Coming from Java and C#, my first contact with Python was rather strange, it required me to use a different mind-set.

The easiest way for me to understand Python, was to actually think in PHP, meaning, that all my functions had to be defined at the beginning before trying to launch them.

This will not work:

def sayHi():
    print 'Hello World!'

This will work:
def sayHi():
    print 'Hello World!'


Python doesn’t use enclosing characters like { } to define the scope of methods, conditions or loops, but is heavily based on indentation.

When creating a new Python project in NetBeans, NetBeans fills in your newly created file with a strange template:

#! /usr/bin/python

# To change this template, choose Tools | Templates
# and open the template in the editor.

__date__ ="$8-feb-2010 16.51.51$"

if __name__ == "__main__":
    print "Hello World";

That special IF-condition is a special trick so you can both execute the file as a normal Python script, but can also be used as a library.

So now for the part that is of most interest to me: Object Oriented Python.

In Java and C#, I’m used to thinking a Class as an Object. In Python, there seems to be a distinction between an Class variable, and an Object variable. So instead of an Object being made from a Class, in Python it seems like a Class is kind of a container for Objects.

Let me make this clear with an example:

class Person:
    population = 0

    def __init__(self, name):
        '''Initializing person's data.'''
        self.name = name
        print '(Initializing %s)' % self.name

        #Person is created,
        #add to population
        Person.population += 1

    def __del__(self):
        '''I'm dying.'''
        print '(Destroying %s)' % self.name

        Person.population -= 1

        if Person.population == 0:
            print 'There is no one left'

personObj1 = Person('Sarah')
personObj2 = Person('Jane')
personObj3 = Person('Jessi')

The keyword self has to be added as a parameter of every Function you make. You could see it as the keyword “this” in Java and C#.

As you might assume, __init__ and __del__ are the Standard Constructor (when the object is created) and the Destructor (when the object is eliminated).

The variable “population” is a Class Variable, this seems to behave as a static variable like in Java and C#, meaning that everything can access it out of the Object.

Now here’s the interesting part: all of a sudden there is this self.name, this behaves as a dynamical made Object Variable.

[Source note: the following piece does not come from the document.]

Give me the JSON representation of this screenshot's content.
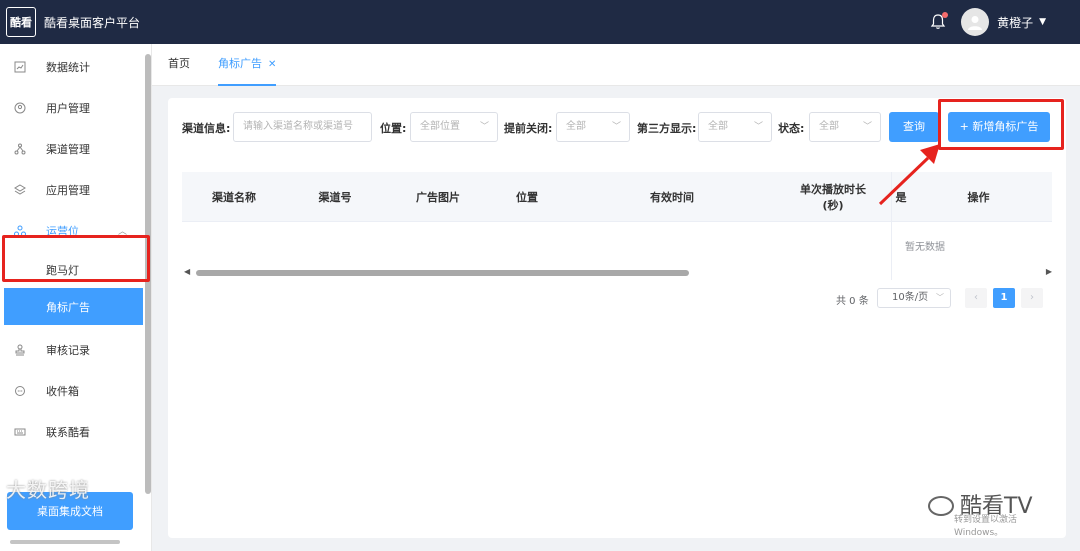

In Java and C#, you’d expect this to be in the Field of your Class, as a propriety.

So here is what happens:
When the object are created, they all get a name like: “Sarah”, “Jane” and “Jessi”.
With each object created, the all increment the population field by 1.
When the program is done, it will destroy the objects, and thus, the population variable will be decreased.

This is the output of this program:

(Initializing Sarah)
(Initializing Jane)
(Initializing Jessi)
(Destroying Sarah)
(Destroying Jane)
(Destroying Jessi)
There is no one left